**INFORMATION**
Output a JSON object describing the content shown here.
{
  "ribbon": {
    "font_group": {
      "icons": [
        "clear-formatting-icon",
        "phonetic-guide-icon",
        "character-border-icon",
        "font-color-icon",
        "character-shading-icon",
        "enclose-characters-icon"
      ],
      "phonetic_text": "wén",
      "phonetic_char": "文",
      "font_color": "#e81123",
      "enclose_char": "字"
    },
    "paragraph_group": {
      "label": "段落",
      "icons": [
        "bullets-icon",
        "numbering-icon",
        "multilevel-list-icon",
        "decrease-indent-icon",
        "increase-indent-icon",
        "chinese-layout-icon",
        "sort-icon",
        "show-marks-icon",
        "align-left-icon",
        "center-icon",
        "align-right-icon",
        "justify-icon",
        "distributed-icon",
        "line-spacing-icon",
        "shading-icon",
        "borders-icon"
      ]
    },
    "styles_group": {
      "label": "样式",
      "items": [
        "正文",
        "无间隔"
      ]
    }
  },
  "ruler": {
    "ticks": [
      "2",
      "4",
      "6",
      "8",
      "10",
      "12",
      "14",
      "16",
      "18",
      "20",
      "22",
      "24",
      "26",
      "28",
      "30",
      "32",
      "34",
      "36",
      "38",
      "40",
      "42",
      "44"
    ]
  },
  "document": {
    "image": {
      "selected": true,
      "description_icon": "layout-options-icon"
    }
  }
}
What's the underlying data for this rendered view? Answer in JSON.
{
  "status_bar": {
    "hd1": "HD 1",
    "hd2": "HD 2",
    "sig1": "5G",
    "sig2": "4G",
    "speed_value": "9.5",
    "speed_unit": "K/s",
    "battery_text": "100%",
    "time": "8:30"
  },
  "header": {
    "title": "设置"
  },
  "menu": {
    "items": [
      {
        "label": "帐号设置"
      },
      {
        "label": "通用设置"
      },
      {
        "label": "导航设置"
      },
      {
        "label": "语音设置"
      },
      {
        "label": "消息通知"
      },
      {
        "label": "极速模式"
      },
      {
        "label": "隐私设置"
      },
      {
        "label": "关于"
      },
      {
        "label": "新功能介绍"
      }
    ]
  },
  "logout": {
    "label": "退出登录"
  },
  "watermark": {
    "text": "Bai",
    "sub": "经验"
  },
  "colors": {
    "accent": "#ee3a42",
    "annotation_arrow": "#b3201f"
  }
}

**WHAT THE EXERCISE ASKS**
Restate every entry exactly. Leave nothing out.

**COMPLETED EXERCISE**
Output a JSON object describing the content shown here.
{
  "ribbon": {
    "font_group": {
      "icons": [
        "clear-formatting-icon",
        "phonetic-guide-icon",
        "character-border-icon",
        "font-color-icon",
        "character-shading-icon",
        "enclose-characters-icon"
      ],
      "phonetic_text": "wén",
      "phonetic_char": "文",
      "font_color": "#e81123",
      "enclose_char": "字"
    },
    "paragraph_group": {
      "label": "段落",
      "icons": [
        "bullets-icon",
        "numbering-icon",
        "multilevel-list-icon",
        "decrease-indent-icon",
        "increase-indent-icon",
        "chinese-layout-icon",
        "sort-icon",
        "show-marks-icon",
        "align-left-icon",
        "center-icon",
        "align-right-icon",
        "justify-icon",
        "distributed-icon",
        "line-spacing-icon",
        "shading-icon",
        "borders-icon"
      ]
    },
    "styles_group": {
      "label": "样式",
      "items": [
        "正文",
        "无间隔"
      ]
    }
  },
  "ruler": {
    "ticks": [
      "2",
      "4",
      "6",
      "8",
      "10",
      "12",
      "14",
      "16",
      "18",
      "20",
      "22",
      "24",
      "26",
      "28",
      "30",
      "32",
      "34",
      "36",
      "38",
      "40",
      "42",
      "44"
    ]
  },
  "document": {
    "image": {
      "selected": true,
      "description_icon": "layout-options-icon"
    }
  }
}
What's the underlying data for this rendered view? Answer in JSON.
{
  "status_bar": {
    "hd1": "HD 1",
    "hd2": "HD 2",
    "sig1": "5G",
    "sig2": "4G",
    "speed_value": "9.5",
    "speed_unit": "K/s",
    "battery_text": "100%",
    "time": "8:30"
  },
  "header": {
    "title": "设置"
  },
  "menu": {
    "items": [
      {
        "label": "帐号设置"
      },
      {
        "label": "通用设置"
      },
      {
        "label": "导航设置"
      },
      {
        "label": "语音设置"
      },
      {
        "label": "消息通知"
      },
      {
        "label": "极速模式"
      },
      {
        "label": "隐私设置"
      },
      {
        "label": "关于"
      },
      {
        "label": "新功能介绍"
      }
    ]
  },
  "logout": {
    "label": "退出登录"
  },
  "watermark": {
    "text": "Bai",
    "sub": "经验"
  },
  "colors": {
    "accent": "#ee3a42",
    "annotation_arrow": "#b3201f"
  }
}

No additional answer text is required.